Few people had heard of HIV or AIDS before the 1980s. That all changed around 1982.
People learned that an infection called HIV (human immunodeficiency virus) can lead to AIDS (acquired immune deficiency syndrome), a life-threatening illness that makes people vulnerable to infections and cancers.
Genetic researchers believe that HIV originated in west equatorial Africa and was passed from chimpanzees to humans during the late 19th or early 20th century.
There are many theories as to why and how HIV/AIDS adapted from an animal disease into one affecting humans, but no one has the full answer yet.
At first, many people died because there were no drugs available to combat HIV or AIDS. Today, there are effective drugs that reduce the impact of the disease, although the drugs are expensive and not affordable in poorer countries.
To date, more than 30 million people around the world have died of AIDS-related illnesses.
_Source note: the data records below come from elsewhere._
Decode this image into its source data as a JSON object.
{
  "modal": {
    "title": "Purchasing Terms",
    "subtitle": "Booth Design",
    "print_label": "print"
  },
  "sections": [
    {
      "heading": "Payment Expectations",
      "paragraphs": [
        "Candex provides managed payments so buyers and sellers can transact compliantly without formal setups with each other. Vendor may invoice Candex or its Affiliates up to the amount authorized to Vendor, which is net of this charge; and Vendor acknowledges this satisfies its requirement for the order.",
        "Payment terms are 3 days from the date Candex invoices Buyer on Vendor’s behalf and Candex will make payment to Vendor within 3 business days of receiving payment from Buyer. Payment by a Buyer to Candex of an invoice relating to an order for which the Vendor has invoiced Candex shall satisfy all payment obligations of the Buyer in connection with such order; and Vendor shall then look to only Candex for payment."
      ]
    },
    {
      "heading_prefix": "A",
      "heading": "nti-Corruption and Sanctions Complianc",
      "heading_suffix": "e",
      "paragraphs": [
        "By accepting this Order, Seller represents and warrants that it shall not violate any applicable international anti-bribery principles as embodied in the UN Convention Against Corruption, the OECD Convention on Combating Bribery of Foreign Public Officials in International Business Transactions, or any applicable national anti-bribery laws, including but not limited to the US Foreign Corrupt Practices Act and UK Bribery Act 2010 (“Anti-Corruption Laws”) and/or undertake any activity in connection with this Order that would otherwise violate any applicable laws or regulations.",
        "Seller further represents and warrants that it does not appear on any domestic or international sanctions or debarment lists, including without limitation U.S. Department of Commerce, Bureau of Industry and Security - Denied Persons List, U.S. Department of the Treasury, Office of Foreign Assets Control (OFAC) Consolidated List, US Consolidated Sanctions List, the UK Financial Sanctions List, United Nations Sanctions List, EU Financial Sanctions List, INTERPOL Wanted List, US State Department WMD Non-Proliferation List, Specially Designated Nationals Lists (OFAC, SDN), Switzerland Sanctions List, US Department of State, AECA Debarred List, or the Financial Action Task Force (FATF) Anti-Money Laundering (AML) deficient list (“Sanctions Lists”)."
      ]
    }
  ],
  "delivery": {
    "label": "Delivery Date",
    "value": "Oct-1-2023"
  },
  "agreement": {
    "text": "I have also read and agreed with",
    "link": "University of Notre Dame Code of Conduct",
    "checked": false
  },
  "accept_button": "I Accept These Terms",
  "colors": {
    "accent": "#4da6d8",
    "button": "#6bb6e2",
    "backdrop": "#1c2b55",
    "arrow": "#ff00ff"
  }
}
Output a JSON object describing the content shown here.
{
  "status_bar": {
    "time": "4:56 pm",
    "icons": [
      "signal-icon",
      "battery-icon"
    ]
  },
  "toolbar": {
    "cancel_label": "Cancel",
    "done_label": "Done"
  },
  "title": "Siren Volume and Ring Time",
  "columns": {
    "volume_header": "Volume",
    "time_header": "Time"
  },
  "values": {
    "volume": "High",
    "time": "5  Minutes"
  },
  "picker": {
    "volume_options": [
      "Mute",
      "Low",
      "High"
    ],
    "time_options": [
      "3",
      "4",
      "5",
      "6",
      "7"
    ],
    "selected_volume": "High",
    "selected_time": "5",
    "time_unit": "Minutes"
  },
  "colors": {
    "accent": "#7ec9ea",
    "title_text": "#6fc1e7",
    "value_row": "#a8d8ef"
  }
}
In 2009, nine countries in Africa had more than one-tenth of their populations aged 15 to 49 infected with HIV. HIV/AIDS remains a major world health problem.